As Chris, Senior Managing Director in Global Capital Markets at Morgan Stanley explains, there’s a misconception that most investment banks aren’t receptive to applicants from humanities or languages disciplines.
“This couldn’t be further from the truth,” he says. “At Morgan Stanley we have employees from all sorts of backgrounds who do extremely well in this profession. I’m a history graduate myself.”
One of the main strengths humanities students have, Chris suggests, is their ability to look at situations from a ‘macro’ viewpoint. “Finance graduates and those from quantitative disciplines bring one perspective” he explains; “but, in any organisation, you also need people who may have other insights and who can think about a task or a problem in a different way.”
“In a global business like ours, you need to be thinking constantly about the wider political or economic landscape and the impact it has on the markets. By definition, students of history, geography or languages are interested in what’s going on in the world.”
And, while it’s important for graduates to learn technical skills, many of these can be learnt on the job. “As long as they have a good grasp of maths, they will soon pick up the technical side”, Chris says. “The training programme for new graduates will help them get up to speed with financial modelling and anything else they need to perform their role.”
Soft skills are just as sought after from a recruitment perspective, he says: “humanities and languages students tend to be strong communicators.
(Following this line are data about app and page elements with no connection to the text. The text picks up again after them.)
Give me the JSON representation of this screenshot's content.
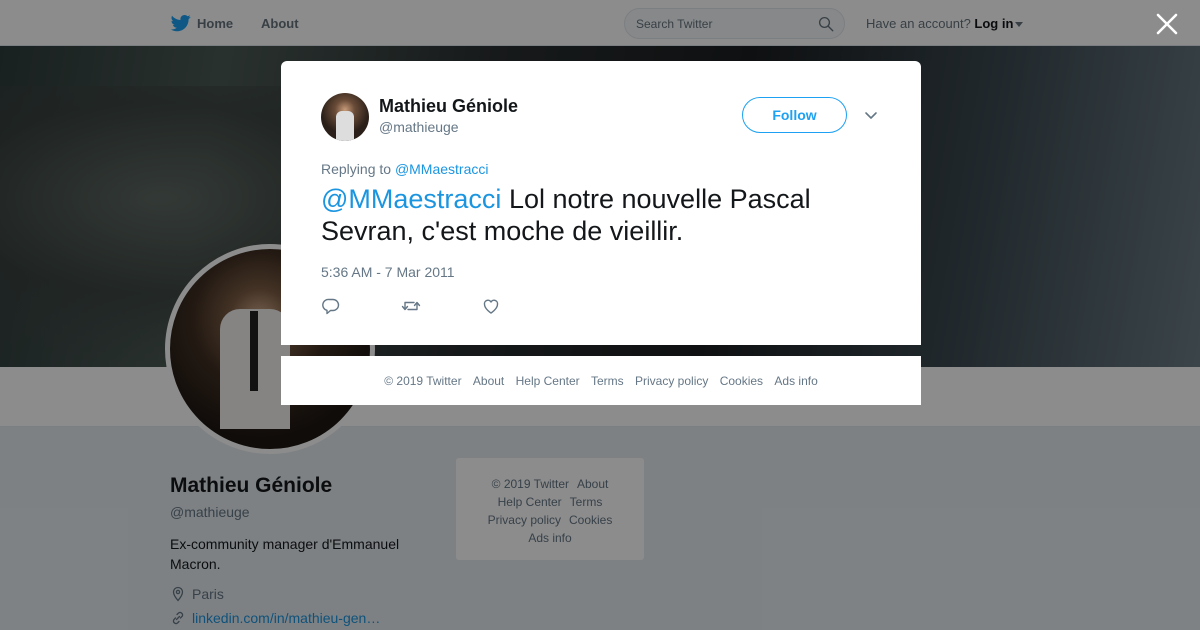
{
  "nav": {
    "home": "Home",
    "about": "About",
    "search_placeholder": "Search Twitter",
    "account_prompt": "Have an account?",
    "login": "Log in"
  },
  "profile": {
    "name": "Mathieu Géniole",
    "handle": "@mathieuge",
    "bio": "Ex-community manager d'Emmanuel Macron.",
    "location": "Paris",
    "link": "linkedin.com/in/mathieu-gen…"
  },
  "side_footer": {
    "copyright": "© 2019 Twitter",
    "about": "About",
    "help": "Help Center",
    "terms": "Terms",
    "privacy": "Privacy policy",
    "cookies": "Cookies",
    "ads": "Ads info"
  },
  "tweet": {
    "name": "Mathieu Géniole",
    "handle": "@mathieuge",
    "follow_label": "Follow",
    "replying_prefix": "Replying to",
    "replying_to": "@MMaestracci",
    "mention": "@MMaestracci",
    "text": " Lol notre nouvelle Pascal Sevran, c'est moche de vieillir.",
    "timestamp": "5:36 AM - 7 Mar 2011"
  },
  "modal_footer": {
    "copyright": "© 2019 Twitter",
    "about": "About",
    "help": "Help Center",
    "terms": "Terms",
    "privacy": "Privacy policy",
    "cookies": "Cookies",
    "ads": "Ads info"
  },
  "colors": {
    "brand": "#1da1f2",
    "link": "#1b95e0",
    "muted": "#657786",
    "overlay": "rgba(0,0,0,0.45)"
  },
  "icons": [
    "twitter-bird-icon",
    "search-icon",
    "close-icon",
    "chevron-down-icon",
    "reply-icon",
    "retweet-icon",
    "like-icon",
    "location-icon",
    "link-icon"
  ]
}
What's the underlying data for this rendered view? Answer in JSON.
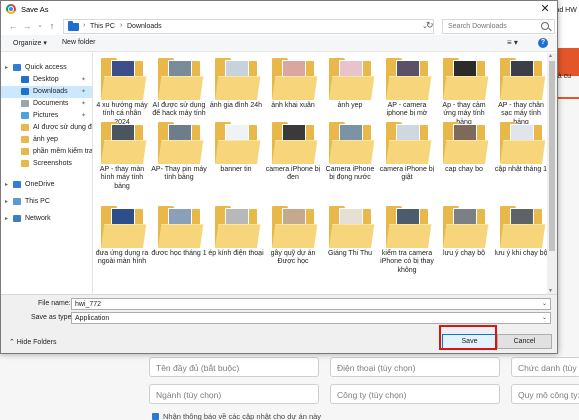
{
  "background": {
    "side_texts": [
      "load HW",
      "nhà cu"
    ],
    "fields": [
      {
        "placeholder": "Tên đầy đủ (bắt buộc)"
      },
      {
        "placeholder": "Điện thoại (tùy chọn)"
      },
      {
        "placeholder": "Chức danh (tùy c"
      },
      {
        "placeholder": "Ngành (tùy chọn)"
      },
      {
        "placeholder": "Công ty (tùy chọn)"
      },
      {
        "placeholder": "Quy mô công ty: (t"
      }
    ],
    "checkbox_label": "Nhận thông báo về các cập nhật cho dự án này"
  },
  "dialog": {
    "title": "Save As",
    "close_glyph": "✕",
    "nav": {
      "back": "←",
      "forward": "→",
      "up_chevron": "⌄",
      "up": "↑",
      "breadcrumb": [
        "This PC",
        "Downloads"
      ],
      "separator": "›",
      "dropdown": "⌄",
      "refresh": "↻",
      "search_placeholder": "Search Downloads"
    },
    "toolbar": {
      "organize": "Organize ▾",
      "new_folder": "New folder",
      "view_glyph": "≡ ▾",
      "help": "?"
    },
    "navpane": [
      {
        "label": "Quick access",
        "caret": "▸",
        "pin": false,
        "selected": false,
        "icon": "star-icon",
        "color": "#2f7dd8"
      },
      {
        "label": "Desktop",
        "caret": "",
        "pin": true,
        "selected": false,
        "icon": "desktop-icon",
        "color": "#1f6fd1"
      },
      {
        "label": "Downloads",
        "caret": "",
        "pin": true,
        "selected": true,
        "icon": "download-icon",
        "color": "#1f6fd1"
      },
      {
        "label": "Documents",
        "caret": "",
        "pin": true,
        "selected": false,
        "icon": "documents-icon",
        "color": "#9aa5b1"
      },
      {
        "label": "Pictures",
        "caret": "",
        "pin": true,
        "selected": false,
        "icon": "pictures-icon",
        "color": "#4aa3df"
      },
      {
        "label": "AI được sử dụng để",
        "caret": "",
        "pin": false,
        "selected": false,
        "icon": "folder-icon",
        "color": "#e8b94a"
      },
      {
        "label": "ảnh yep",
        "caret": "",
        "pin": false,
        "selected": false,
        "icon": "folder-icon",
        "color": "#e8b94a"
      },
      {
        "label": "phần mềm kiểm tra",
        "caret": "",
        "pin": false,
        "selected": false,
        "icon": "folder-icon",
        "color": "#e8b94a"
      },
      {
        "label": "Screenshots",
        "caret": "",
        "pin": false,
        "selected": false,
        "icon": "folder-icon",
        "color": "#e8b94a"
      },
      {
        "label": "OneDrive",
        "caret": "▸",
        "pin": false,
        "selected": false,
        "icon": "onedrive-icon",
        "color": "#2f7dd8"
      },
      {
        "label": "This PC",
        "caret": "▸",
        "pin": false,
        "selected": false,
        "icon": "pc-icon",
        "color": "#5a9bd5"
      },
      {
        "label": "Network",
        "caret": "▸",
        "pin": false,
        "selected": false,
        "icon": "network-icon",
        "color": "#3c7fc4"
      }
    ],
    "pin_glyph": "✦",
    "files": [
      {
        "label": "4 xu hướng máy tính cá nhân 2024",
        "thumb": "#3d4f8a"
      },
      {
        "label": "AI được sử dụng để hack máy tính",
        "thumb": "#7a8b9c"
      },
      {
        "label": "ảnh gia đình 24h",
        "thumb": "#c7d3dc"
      },
      {
        "label": "ảnh khai xuân",
        "thumb": "#d9a7a0"
      },
      {
        "label": "ảnh yep",
        "thumb": "#e7c3cb"
      },
      {
        "label": "AP - camera iphone bị mờ",
        "thumb": "#5b5066"
      },
      {
        "label": "Ap - thay cảm ứng máy tính bảng",
        "thumb": "#2b2b2b"
      },
      {
        "label": "AP - thay chân sạc máy tính bảng",
        "thumb": "#3a3f48"
      },
      {
        "label": "AP - thay màn hình máy tính bảng",
        "thumb": "#4b5560"
      },
      {
        "label": "AP- Thay pin máy tính bảng",
        "thumb": "#6d7d8a"
      },
      {
        "label": "banner tin",
        "thumb": "#eef3f6"
      },
      {
        "label": "camera iPhone bị đen",
        "thumb": "#3a3a3a"
      },
      {
        "label": "Camera iPhone bị đọng nước",
        "thumb": "#7c93a6"
      },
      {
        "label": "camera iPhone bị giật",
        "thumb": "#cfd8de"
      },
      {
        "label": "cap chay bo",
        "thumb": "#7e6a5c"
      },
      {
        "label": "cập nhật tháng 1",
        "thumb": "#dfe5ea"
      },
      {
        "label": "đưa ứng dụng ra ngoài màn hình",
        "thumb": "#2c4f8c"
      },
      {
        "label": "đươc học tháng 1",
        "thumb": "#8aa0b8"
      },
      {
        "label": "ép kính điện thoại",
        "thumb": "#b8b8b8"
      },
      {
        "label": "gây quỹ dự án Được học",
        "thumb": "#c4a98f"
      },
      {
        "label": "Giáng Thi Thu",
        "thumb": "#e6dfd4"
      },
      {
        "label": "kiểm tra camera iPhone có bị thay không",
        "thumb": "#4c5c6b"
      },
      {
        "label": "lưu ý chạy bộ",
        "thumb": "#7b7f86"
      },
      {
        "label": "lưu ý khi chạy bộ",
        "thumb": "#5f6368"
      }
    ],
    "file_name_label": "File name:",
    "file_name_value": "hwi_772",
    "save_as_type_label": "Save as type:",
    "save_as_type_value": "Application",
    "dropdown_glyph": "⌄",
    "hide_folders": "⌃  Hide Folders",
    "save_button": "Save",
    "cancel_button": "Cancel",
    "colors": {
      "accent": "#0078d7",
      "highlight": "#d81414",
      "folder": "#e8b94a"
    }
  }
}
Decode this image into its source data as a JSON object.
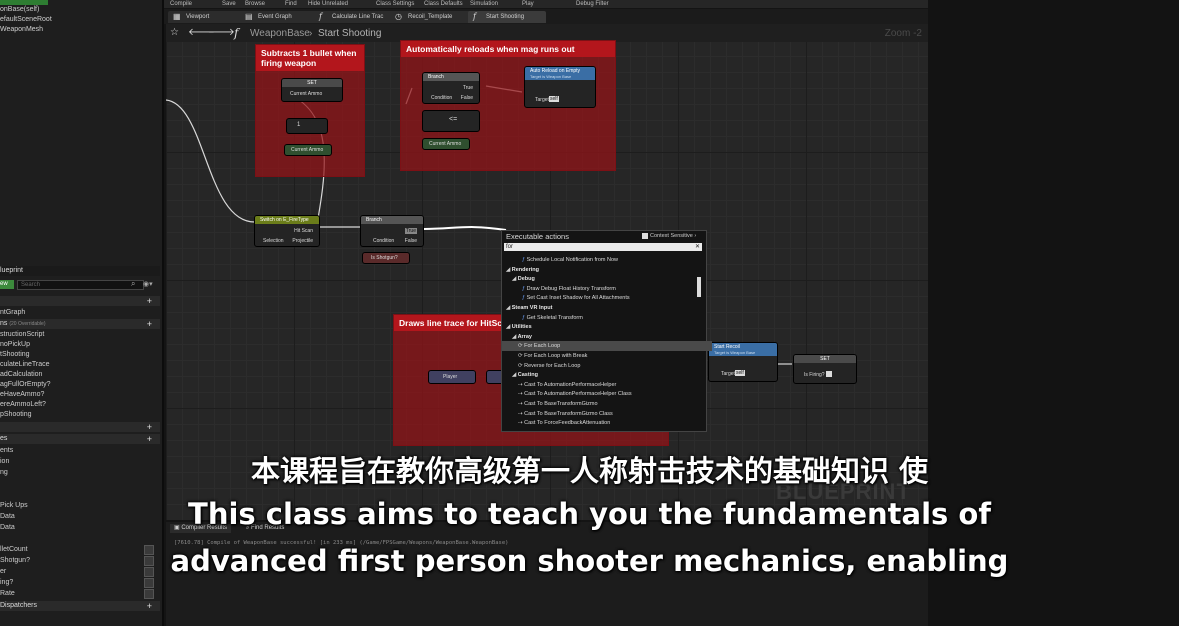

This is essential in a people-based business.”
We spoke to four Analyst/Associates at Morgan Stanley, each of whom had a humanities or languages background to get their thoughts.